So, the important takeaways from my first Peachtree:

1) I have no endurance right now. I’m good for 2-3 miles of hard running and then…splat.

2) Drinking while sweaty is a dangerous activity.

Chafing aside, I’m pretty okay with how things went. Going in to this race, I knew I wasn’t going to set any records. I’d hoped to finish closer to 45 minutes, but sub-50 is fine given my lack of training.

And it’s kind of nice to know where I stand. Building my endurance back up is going to be a major project this fall. But for now, I’m happy to work on quarter-mile repeats and push-ups.

The low-mileage identity crisis

As I’m sure you are aware, it is July, which means it’s now halfway through the calendar year. And that means it’s time to check in with my New Year’s Resolutions!
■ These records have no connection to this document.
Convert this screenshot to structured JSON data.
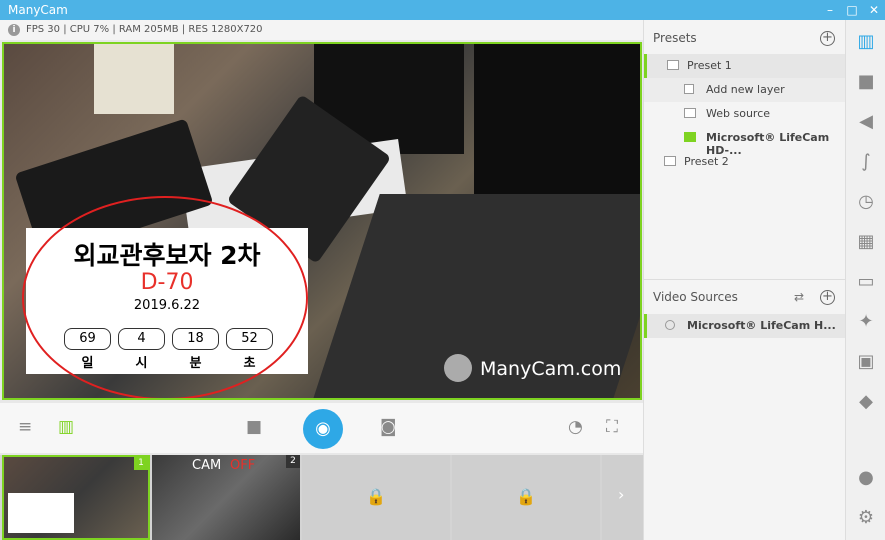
{
  "app": {
    "title": "ManyCam"
  },
  "window_controls": {
    "minimize": "–",
    "maximize": "□",
    "close": "✕"
  },
  "status": {
    "stats": "FPS 30 | CPU 7% | RAM 205MB | RES 1280X720"
  },
  "preview": {
    "watermark": "ManyCam.com",
    "overlay": {
      "title": "외교관후보자 2차",
      "dday": "D-70",
      "date": "2019.6.22",
      "countdown": [
        {
          "value": "69",
          "unit": "일"
        },
        {
          "value": "4",
          "unit": "시"
        },
        {
          "value": "18",
          "unit": "분"
        },
        {
          "value": "52",
          "unit": "초"
        }
      ]
    }
  },
  "thumbnails": [
    {
      "num": "1"
    },
    {
      "num": "2",
      "label_cam": "CAM",
      "label_off": "OFF"
    },
    {
      "locked": true
    },
    {
      "locked": true
    }
  ],
  "presets": {
    "header": "Presets",
    "items": [
      {
        "label": "Preset 1",
        "active": true
      },
      {
        "label": "Add new layer"
      },
      {
        "label": "Web source"
      },
      {
        "label": "Microsoft® LifeCam HD-..."
      },
      {
        "label": "Preset 2"
      }
    ]
  },
  "video_sources": {
    "header": "Video Sources",
    "items": [
      {
        "label": "Microsoft® LifeCam H..."
      }
    ]
  },
  "colors": {
    "accent": "#4db3e6",
    "active_green": "#7ed321",
    "broadcast": "#2ea8e6",
    "dday_red": "#e8302a"
  }
}
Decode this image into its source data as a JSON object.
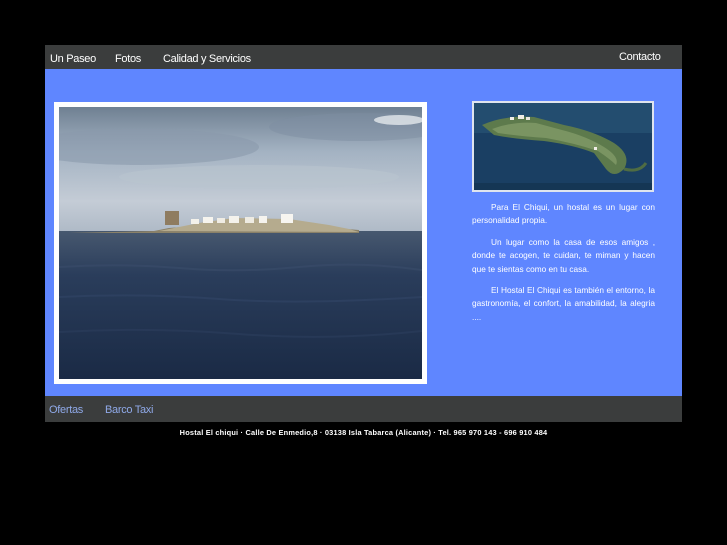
{
  "top_nav": {
    "items": [
      {
        "label": "Un Paseo"
      },
      {
        "label": "Fotos"
      },
      {
        "label": "Calidad y Servicios"
      }
    ],
    "contact_label": "Contacto"
  },
  "intro": {
    "paragraphs": [
      "Para El Chiqui, un hostal es un lugar con personalidad propia.",
      "Un lugar como la casa de esos amigos , donde te acogen, te cuidan, te miman y hacen que te sientas como en tu casa.",
      "El Hostal El Chiqui es también el entorno, la gastronomía, el confort, la amabilidad, la alegria ...."
    ]
  },
  "bottom_nav": {
    "items": [
      {
        "label": "Ofertas"
      },
      {
        "label": "Barco Taxi"
      }
    ]
  },
  "footer": {
    "text": "Hostal El chiqui · Calle De Enmedio,8 · 03138 Isla Tabarca (Alicante) · Tel. 965 970 143 - 696 910 484"
  },
  "colors": {
    "page_background": "#000000",
    "nav_background": "#3b3d3d",
    "content_background": "#5f86ff",
    "bottom_link": "#8fa9e8"
  }
}
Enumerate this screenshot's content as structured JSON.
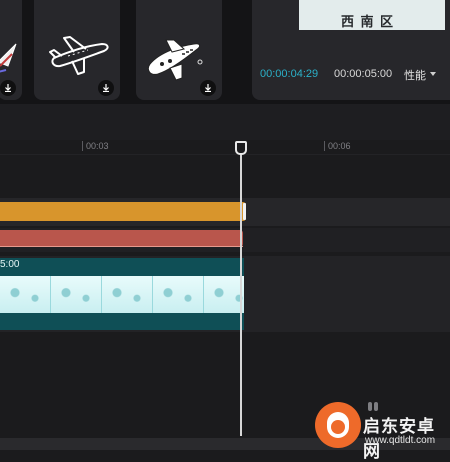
{
  "media_panel": {
    "items": [
      {
        "icon": "paper-plane-sticker-icon",
        "download_icon": "download-icon"
      },
      {
        "icon": "airplane-outline-sticker-icon",
        "download_icon": "download-icon"
      },
      {
        "icon": "airplane-cartoon-sticker-icon",
        "download_icon": "download-icon"
      }
    ]
  },
  "player": {
    "preview_text": "西 南 区",
    "current_time": "00:00:04:29",
    "total_time": "00:00:05:00",
    "performance_label": "性能",
    "dropdown_icon": "caret-down-icon"
  },
  "timeline": {
    "ruler_ticks": [
      "00:03",
      "00:06"
    ],
    "video_clip_label": "5:00",
    "playhead_icon": "playhead-icon"
  },
  "watermark": {
    "title": "启东安卓网",
    "url": "www.qdtldt.com"
  },
  "colors": {
    "accent_time": "#2bb0c8",
    "clip_orange": "#d8952c",
    "clip_red": "#b9564c",
    "clip_video": "#0f4f56"
  }
}
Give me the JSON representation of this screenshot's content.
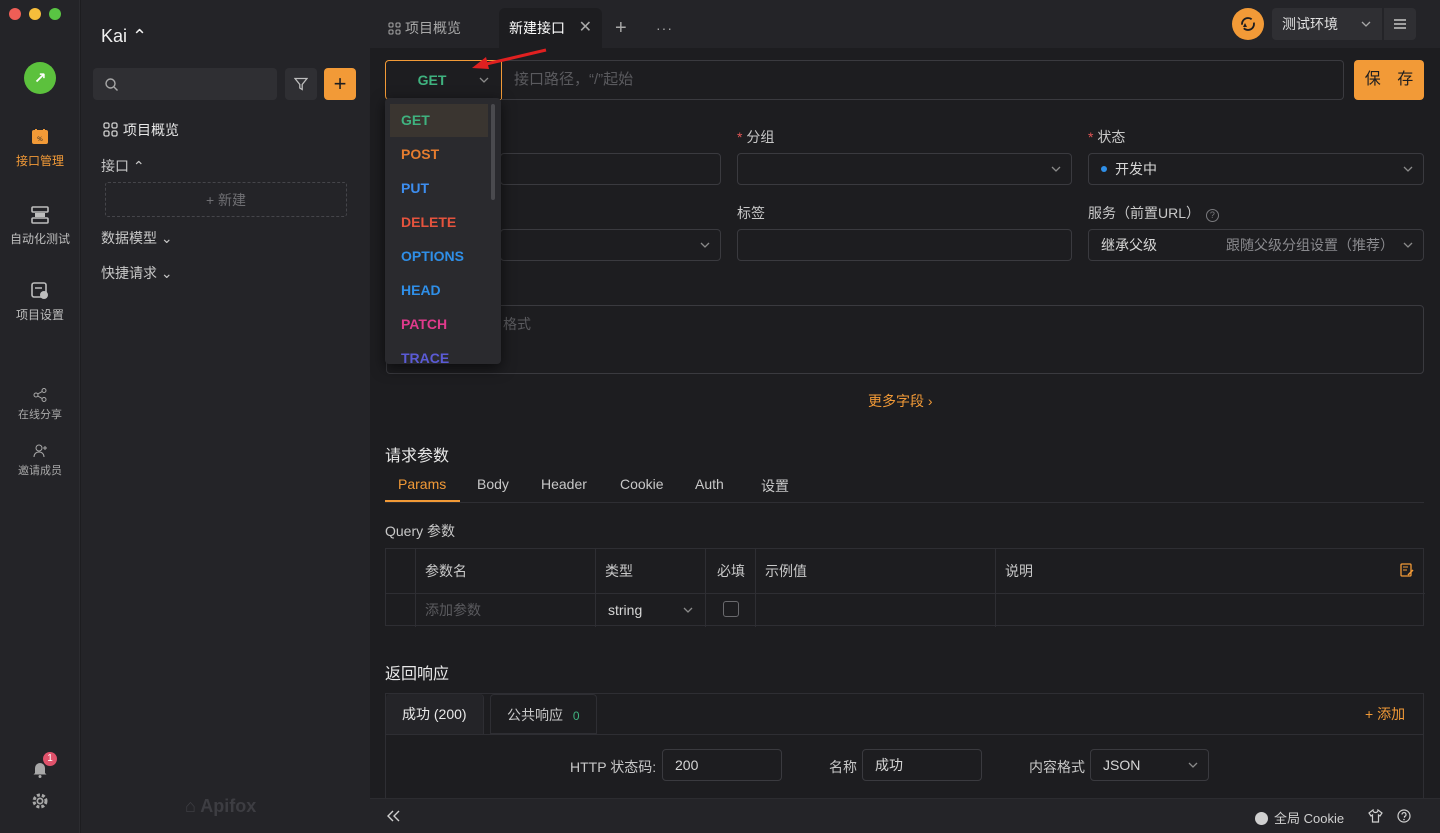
{
  "sidebar": {
    "project_name": "Kai ⌃",
    "overview": "项目概览",
    "api_group": "接口 ⌃",
    "new_item": "+ 新建",
    "data_model": "数据模型 ⌄",
    "quick_request": "快捷请求 ⌄",
    "brand": "Apifox"
  },
  "rail": {
    "api_mgmt": "接口管理",
    "auto_test": "自动化测试",
    "proj_settings": "项目设置",
    "share": "在线分享",
    "invite": "邀请成员",
    "notification_count": "1"
  },
  "tabs": {
    "overview": "项目概览",
    "new_api": "新建接口"
  },
  "env": {
    "selected": "测试环境"
  },
  "request": {
    "method": "GET",
    "url_placeholder": "接口路径，“/”起始",
    "save_label": "保 存"
  },
  "methods": [
    {
      "label": "GET",
      "color": "#3fb27f"
    },
    {
      "label": "POST",
      "color": "#e57c2f"
    },
    {
      "label": "PUT",
      "color": "#3d8ef0"
    },
    {
      "label": "DELETE",
      "color": "#e5533d"
    },
    {
      "label": "OPTIONS",
      "color": "#2f8fe8"
    },
    {
      "label": "HEAD",
      "color": "#2f8fe8"
    },
    {
      "label": "PATCH",
      "color": "#e03a8c"
    },
    {
      "label": "TRACE",
      "color": "#5b5bd6"
    }
  ],
  "form": {
    "group_label": "分组",
    "status_label": "状态",
    "status_value": "开发中",
    "tag_label": "标签",
    "service_label": "服务（前置URL）",
    "service_value": "继承父级",
    "service_hint": "跟随父级分组设置（推荐）",
    "desc_hint": "格式",
    "more_fields": "更多字段 ›"
  },
  "params": {
    "title": "请求参数",
    "tabs": [
      "Params",
      "Body",
      "Header",
      "Cookie",
      "Auth",
      "设置"
    ],
    "query_title": "Query 参数",
    "columns": [
      "参数名",
      "类型",
      "必填",
      "示例值",
      "说明"
    ],
    "row_placeholder": "添加参数",
    "row_type": "string"
  },
  "response": {
    "title": "返回响应",
    "tab_success": "成功 (200)",
    "tab_common": "公共响应",
    "tab_common_count": "0",
    "add_label": "+ 添加",
    "status_code_label": "HTTP 状态码:",
    "status_code_value": "200",
    "name_label": "名称",
    "name_value": "成功",
    "content_type_label": "内容格式",
    "content_type_value": "JSON"
  },
  "footer": {
    "cookie": "全局 Cookie"
  },
  "colors": {
    "accent": "#f29a37",
    "get": "#3fb27f"
  }
}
Just kidding. I don’t have any resolutions. But here’s how much running I (haven’t really been) doing this year:

(That isn’t a typo, I really did log the same exact mileage in June as I did in May. Purely coincidence.)

In 2011, I ran approximately 2,000 miles. Obviously, I’m a little (a lot…) behind the ball if I want to do the same this year. And with no fall marathon, it’s unlikely that I’ll make up the difference.

To which I say: eh. Does it actually matter? Nope. I don’t think I’ll look back on 2012 and mourn my average weekly mileage.

Hopefully, I will look back and remember a summer when I actually enjoyed (!) the hot weather because, guess what? I didn’t force myself to go out and run a zillion miles in it.

I’ll admit that I’ve had a few moments of blog-induced panic during this whole lower-mileage period. For someone who has been logging 150-200 miles a month for the last couple of years, recording a 75-mile month can feel, at best, like a regression.

At worst, it feels like a total failure and an unpleasant contradiction of the very person that I am. Because twenty miles a week! That’s not me. I’m a forty-mile-a-week person.

That probably sounds ridiculous, and it is. But running is something that I’ve devoted several hours a week to for my entire adult life, so I think it’s understandable to have mixed feelings about cutting way back.

However: at the moment, I’m happier this way, and that’s what’s important. I mean, I’m actually liking summer instead of hating it! Life is too short to hate an entire season simply because it’s incompatible with your hobbyjogging.

I’m sure I’ll increase my mileage again in a couple of months, when it comes time to think about fall/winter races (half marathons, probably). In the meantime, logging lower mileage doesn’t make me any less of a runner or a running blogger or a person.

So anyway. Guess what I’m doing tomorrow?

Oh hey! I submitted for the Peachtree lottery months ago, before I even moved down here. I got the acceptance email and put the race on my calendar. Then I kind of forgot about it (which, I don’t even know how…this thing is a huge deal here) until a couple of weeks ago.

Needless to say, I’m not exactly treating this as a goal race. But a good hard tempo effort would be nice. It will be warm and the course is hilly. I’m sure it will be a little crowded, even with most of the 60,000 participants seeded in later starting corrals. If I can hang at 7:30 pace, I’ll be happy.

Assuming I can manage to actually finish this one, I’ll see you tomorrow with a race recap!